Here's the skinny on ropes:

  • Workhouse singles have a larger diameter and hold up to lots of use. This rope is ideal for big walls, top roping (when a rope is secured to an anchor point at the top of the route before the climb begins) and extreme use. On the downside, it can be bulky and heavy to carry.
  • All-round singles are the do-everything rope. They have average diameter, weight and fall ratings (a measurement of the stress applied to a rope if a fall occurs). They're ideal for sport, traditional and alpine climbing.
  • Skinny singles are ideal for very long or difficult climbs because they're lightweight. On long routes when you're turning over many belays, constantly pulling in slack or in an alpine situation where you're coiling rope over your shoulder and using switching techniques to move back and forth up a long climb, the lighter weight can make a big difference in the long run.
  • Half ropes, also known as a double rope, are two identical ropes used as a pair. They can run parallel through the protection using a twin rope technique, or you can alternate the "right" and "left" ropes through different protection points. They're good for long, wandering routes on rock, ice or alpine routes when you might need to rappel or retreat. (A wandering route is an indirect path to the summit, whereas a non-wandering route is more direct and vertical.)

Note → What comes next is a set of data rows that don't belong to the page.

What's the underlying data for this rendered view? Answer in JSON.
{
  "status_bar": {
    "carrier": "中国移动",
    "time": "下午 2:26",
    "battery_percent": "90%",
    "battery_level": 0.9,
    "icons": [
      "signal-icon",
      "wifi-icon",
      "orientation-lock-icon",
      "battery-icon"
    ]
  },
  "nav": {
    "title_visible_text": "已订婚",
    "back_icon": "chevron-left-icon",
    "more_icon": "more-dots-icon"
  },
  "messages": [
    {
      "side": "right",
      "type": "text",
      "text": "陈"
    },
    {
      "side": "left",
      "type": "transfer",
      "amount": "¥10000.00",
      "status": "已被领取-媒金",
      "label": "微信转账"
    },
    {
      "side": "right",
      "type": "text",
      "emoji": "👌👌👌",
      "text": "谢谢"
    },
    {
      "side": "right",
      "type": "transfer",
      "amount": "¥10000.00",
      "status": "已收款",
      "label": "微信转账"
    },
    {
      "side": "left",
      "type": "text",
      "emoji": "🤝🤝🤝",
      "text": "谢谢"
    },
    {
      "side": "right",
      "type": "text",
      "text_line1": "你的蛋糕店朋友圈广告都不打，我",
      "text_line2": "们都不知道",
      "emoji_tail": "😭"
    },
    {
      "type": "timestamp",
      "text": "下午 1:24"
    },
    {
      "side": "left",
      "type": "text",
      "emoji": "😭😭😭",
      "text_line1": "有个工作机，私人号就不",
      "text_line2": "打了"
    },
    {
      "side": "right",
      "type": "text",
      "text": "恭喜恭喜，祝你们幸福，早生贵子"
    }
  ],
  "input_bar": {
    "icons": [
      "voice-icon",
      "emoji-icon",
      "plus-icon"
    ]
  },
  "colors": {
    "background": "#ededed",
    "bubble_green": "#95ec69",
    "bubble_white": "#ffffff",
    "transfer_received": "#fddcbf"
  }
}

  • Twin ropes are a good two-rope option. They're lighter and less bulky than half ropes and good for ice climbs and straight non-wandering rock climbs where repelling is necessary.
  • Static ropes are used in situations when you don't want rope to stretch, such as repelling, rescue and big-wall ascending, or anytime you're lowering, ascending or pulling a load up with the rope.